The plan was revealed on Saturday at the annual conference of the ruling United Russia party where Medvedev pledged to support Putin in elections next March. The announcement will end the uncertainty that has swirled around the succession and help stabilise the Russian political elite at a time of domestic and global economic turmoil.
In the short-term the news should be good for Russia’s financial markets, not least in perhaps slowing the capital flight that’s plagued the country at times of political instability during the last two decades.
Charles Robertson, of Renaissance Capital, said in a note: “With less political uncertainty, the authorities may hope that capital flight eases, and that some may return capital in coming months to take advantage of cheaper asset prices.”
But in the long-term, much will depend whether the new Putin presidency will stick to the existing resources-based economic strategy or, finally, take the more difficult path of economic diversification.
While the current approach has allowed Russia to benefit from soaring global prices for oil and metals, and greatly enriched a narrow elite, it has failed to modernise the country and spread the gains of growth to its poorer regions.
Whatever choices he makes, Putin won’t able to dodge his historic responsiblity for these years of Russia’s turbulent history. As Charles Clover writes in the FT, “Putin, who remains Russia’s strongest political figure despite stepping aside for four years, will now in all likelihood have two consecutive 6 year terms, giving him a total of quarter century in power from the time he took over the Kremlin in 2000.”
The announcement of the job switch surprises few in Moscow where Putin was the favourite to return to the presidency. However, the two men had remained coy on the subject, spinning out the intrigue for the previous three and a half years, as Clover writes.
Medvedev will now almost certainly replace Putin as prime minister. The switch is bound to bring some friction and jostling for jobs in the lower ranks – but nothing that the president-elect cannot handle.
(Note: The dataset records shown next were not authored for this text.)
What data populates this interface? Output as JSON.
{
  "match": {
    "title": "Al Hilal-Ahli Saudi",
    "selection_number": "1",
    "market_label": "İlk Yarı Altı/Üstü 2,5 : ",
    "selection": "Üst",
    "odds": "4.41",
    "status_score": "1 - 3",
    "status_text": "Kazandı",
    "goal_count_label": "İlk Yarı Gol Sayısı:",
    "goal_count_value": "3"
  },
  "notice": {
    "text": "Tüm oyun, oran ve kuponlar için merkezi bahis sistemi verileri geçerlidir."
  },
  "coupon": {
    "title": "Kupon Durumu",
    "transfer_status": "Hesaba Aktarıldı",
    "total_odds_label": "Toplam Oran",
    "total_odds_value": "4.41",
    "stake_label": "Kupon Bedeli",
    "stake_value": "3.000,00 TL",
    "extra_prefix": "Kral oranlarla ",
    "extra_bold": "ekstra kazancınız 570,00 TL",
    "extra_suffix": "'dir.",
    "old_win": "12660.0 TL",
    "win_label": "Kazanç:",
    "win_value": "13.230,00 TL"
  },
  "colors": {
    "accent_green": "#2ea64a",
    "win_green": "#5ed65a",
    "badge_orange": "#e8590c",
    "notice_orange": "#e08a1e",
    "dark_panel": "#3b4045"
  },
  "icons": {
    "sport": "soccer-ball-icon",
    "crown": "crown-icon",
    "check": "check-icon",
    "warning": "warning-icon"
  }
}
Chris Weafer, chief strategist at Troika Dialog, the Moscow bank, said in an email that the news was no great surprise. “I do not expect any market reaction to the news – investors are more concerned about global events and the weakening oil price.”
Weafer forecasts that the current oil-based economic model won’t work and “is simply not an option” so Putin will “establish a very pro-business and pro-reform cabinet.”
It’s a view that contains more than a touch of wishful thinking. Repeated attempts by economic modernisers in Putin’s entourage have fallen foul of the power of the energy/minerals lobbies who, put simply, prefer to keep a grip on their very large slice of the economic pie – than take risks liberalising the economy and giving others a chance to approach the dining table.
As Sergei Mitrokhin, leader of the liberal Yabloko party, said (quoted by Clover): “Modernisation in the contemporary world is first and foremost about the renewal of power. The latest permutation of the ‘tandem’ has nothing to do with modernisation.”